Retype all the data word for word.

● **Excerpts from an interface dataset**
◇ ◇ ◇ ◇

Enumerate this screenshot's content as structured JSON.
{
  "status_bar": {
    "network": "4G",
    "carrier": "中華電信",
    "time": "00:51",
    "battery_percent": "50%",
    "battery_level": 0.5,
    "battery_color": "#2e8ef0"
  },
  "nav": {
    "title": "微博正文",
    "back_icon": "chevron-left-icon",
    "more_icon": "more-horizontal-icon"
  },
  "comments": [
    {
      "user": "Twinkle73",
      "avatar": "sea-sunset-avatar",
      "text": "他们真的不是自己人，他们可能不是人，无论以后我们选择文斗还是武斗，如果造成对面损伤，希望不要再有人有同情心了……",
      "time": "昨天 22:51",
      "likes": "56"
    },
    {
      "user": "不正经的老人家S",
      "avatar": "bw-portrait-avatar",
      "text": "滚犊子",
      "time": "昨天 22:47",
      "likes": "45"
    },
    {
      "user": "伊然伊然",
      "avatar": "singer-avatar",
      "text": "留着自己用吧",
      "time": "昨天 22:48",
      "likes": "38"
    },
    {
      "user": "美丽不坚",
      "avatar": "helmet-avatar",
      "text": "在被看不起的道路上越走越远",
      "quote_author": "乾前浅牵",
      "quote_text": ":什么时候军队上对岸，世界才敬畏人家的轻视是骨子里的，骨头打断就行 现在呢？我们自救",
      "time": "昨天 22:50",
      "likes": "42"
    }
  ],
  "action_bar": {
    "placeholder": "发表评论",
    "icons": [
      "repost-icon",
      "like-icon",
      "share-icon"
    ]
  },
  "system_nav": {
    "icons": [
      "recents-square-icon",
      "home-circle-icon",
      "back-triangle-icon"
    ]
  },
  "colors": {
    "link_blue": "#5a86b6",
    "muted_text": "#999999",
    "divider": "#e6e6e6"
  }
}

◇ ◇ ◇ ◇

● **Problem solution**
Enumerate this screenshot's content as structured JSON.
{
  "status_bar": {
    "network": "4G",
    "carrier": "中華電信",
    "time": "00:51",
    "battery_percent": "50%",
    "battery_level": 0.5,
    "battery_color": "#2e8ef0"
  },
  "nav": {
    "title": "微博正文",
    "back_icon": "chevron-left-icon",
    "more_icon": "more-horizontal-icon"
  },
  "comments": [
    {
      "user": "Twinkle73",
      "avatar": "sea-sunset-avatar",
      "text": "他们真的不是自己人，他们可能不是人，无论以后我们选择文斗还是武斗，如果造成对面损伤，希望不要再有人有同情心了……",
      "time": "昨天 22:51",
      "likes": "56"
    },
    {
      "user": "不正经的老人家S",
      "avatar": "bw-portrait-avatar",
      "text": "滚犊子",
      "time": "昨天 22:47",
      "likes": "45"
    },
    {
      "user": "伊然伊然",
      "avatar": "singer-avatar",
      "text": "留着自己用吧",
      "time": "昨天 22:48",
      "likes": "38"
    },
    {
      "user": "美丽不坚",
      "avatar": "helmet-avatar",
      "text": "在被看不起的道路上越走越远",
      "quote_author": "乾前浅牵",
      "quote_text": ":什么时候军队上对岸，世界才敬畏人家的轻视是骨子里的，骨头打断就行 现在呢？我们自救",
      "time": "昨天 22:50",
      "likes": "42"
    }
  ],
  "action_bar": {
    "placeholder": "发表评论",
    "icons": [
      "repost-icon",
      "like-icon",
      "share-icon"
    ]
  },
  "system_nav": {
    "icons": [
      "recents-square-icon",
      "home-circle-icon",
      "back-triangle-icon"
    ]
  },
  "colors": {
    "link_blue": "#5a86b6",
    "muted_text": "#999999",
    "divider": "#e6e6e6"
  }
}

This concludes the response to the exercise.